## What you are asked to do
Only lines containing "title" are wanted from the data below. Copy those lines.
─── Record set ───
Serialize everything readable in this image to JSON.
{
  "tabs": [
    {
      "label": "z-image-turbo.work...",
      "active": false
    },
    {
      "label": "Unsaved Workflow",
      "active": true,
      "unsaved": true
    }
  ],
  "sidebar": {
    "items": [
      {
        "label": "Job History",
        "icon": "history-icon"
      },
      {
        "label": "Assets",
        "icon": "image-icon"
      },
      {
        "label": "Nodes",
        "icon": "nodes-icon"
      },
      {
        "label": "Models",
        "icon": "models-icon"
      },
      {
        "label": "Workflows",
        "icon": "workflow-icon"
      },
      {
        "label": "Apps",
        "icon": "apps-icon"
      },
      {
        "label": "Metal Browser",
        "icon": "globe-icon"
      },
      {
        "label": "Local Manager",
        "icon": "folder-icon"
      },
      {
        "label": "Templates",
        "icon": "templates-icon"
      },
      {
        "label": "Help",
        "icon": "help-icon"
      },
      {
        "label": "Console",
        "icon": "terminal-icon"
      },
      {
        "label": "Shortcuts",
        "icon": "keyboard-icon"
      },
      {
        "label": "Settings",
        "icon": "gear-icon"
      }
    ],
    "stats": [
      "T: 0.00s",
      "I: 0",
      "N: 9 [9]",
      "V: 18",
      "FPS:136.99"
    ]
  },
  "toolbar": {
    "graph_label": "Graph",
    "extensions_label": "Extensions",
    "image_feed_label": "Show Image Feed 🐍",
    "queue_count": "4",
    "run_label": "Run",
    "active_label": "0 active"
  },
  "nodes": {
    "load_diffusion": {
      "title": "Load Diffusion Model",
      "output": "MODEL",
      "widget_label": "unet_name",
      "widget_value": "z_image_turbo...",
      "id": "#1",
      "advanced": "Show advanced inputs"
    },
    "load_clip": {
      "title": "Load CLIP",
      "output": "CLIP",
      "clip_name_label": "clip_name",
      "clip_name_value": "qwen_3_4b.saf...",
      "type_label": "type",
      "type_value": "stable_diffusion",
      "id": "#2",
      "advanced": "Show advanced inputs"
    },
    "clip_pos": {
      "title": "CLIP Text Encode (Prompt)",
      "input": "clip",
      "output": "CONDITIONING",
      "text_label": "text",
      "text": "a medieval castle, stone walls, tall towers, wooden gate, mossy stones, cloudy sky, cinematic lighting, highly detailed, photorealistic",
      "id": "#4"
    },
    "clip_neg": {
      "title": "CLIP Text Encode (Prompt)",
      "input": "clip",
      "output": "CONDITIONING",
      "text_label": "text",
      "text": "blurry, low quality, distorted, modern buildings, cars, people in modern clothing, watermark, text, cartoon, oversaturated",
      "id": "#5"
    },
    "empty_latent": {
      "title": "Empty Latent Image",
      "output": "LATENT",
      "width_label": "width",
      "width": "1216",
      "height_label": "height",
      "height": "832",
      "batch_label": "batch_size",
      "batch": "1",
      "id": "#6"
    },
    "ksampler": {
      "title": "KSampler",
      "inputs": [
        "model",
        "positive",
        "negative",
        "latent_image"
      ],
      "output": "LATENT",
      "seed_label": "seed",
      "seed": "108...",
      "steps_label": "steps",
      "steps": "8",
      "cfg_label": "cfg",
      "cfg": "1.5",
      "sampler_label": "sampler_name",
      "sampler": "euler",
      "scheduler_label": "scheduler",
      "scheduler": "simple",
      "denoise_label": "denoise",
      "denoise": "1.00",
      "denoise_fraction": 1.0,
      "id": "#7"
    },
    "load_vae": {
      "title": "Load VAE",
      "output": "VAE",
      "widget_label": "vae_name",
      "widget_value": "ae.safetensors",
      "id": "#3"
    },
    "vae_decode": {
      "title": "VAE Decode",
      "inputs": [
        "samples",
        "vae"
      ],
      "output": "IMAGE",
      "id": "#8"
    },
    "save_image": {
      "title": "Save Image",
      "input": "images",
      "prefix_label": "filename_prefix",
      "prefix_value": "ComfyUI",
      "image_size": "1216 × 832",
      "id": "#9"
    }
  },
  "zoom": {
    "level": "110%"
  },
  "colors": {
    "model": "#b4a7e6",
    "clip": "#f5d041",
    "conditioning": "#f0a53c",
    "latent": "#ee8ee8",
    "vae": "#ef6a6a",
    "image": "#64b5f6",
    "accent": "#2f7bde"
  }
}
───
## Result of this task
      "title": "Load Diffusion Model",
      "title": "Load CLIP",
      "title": "CLIP Text Encode (Prompt)",
      "title": "CLIP Text Encode (Prompt)",
      "title": "Empty Latent Image",
      "title": "KSampler",
      "title": "Load VAE",
      "title": "VAE Decode",
      "title": "Save Image",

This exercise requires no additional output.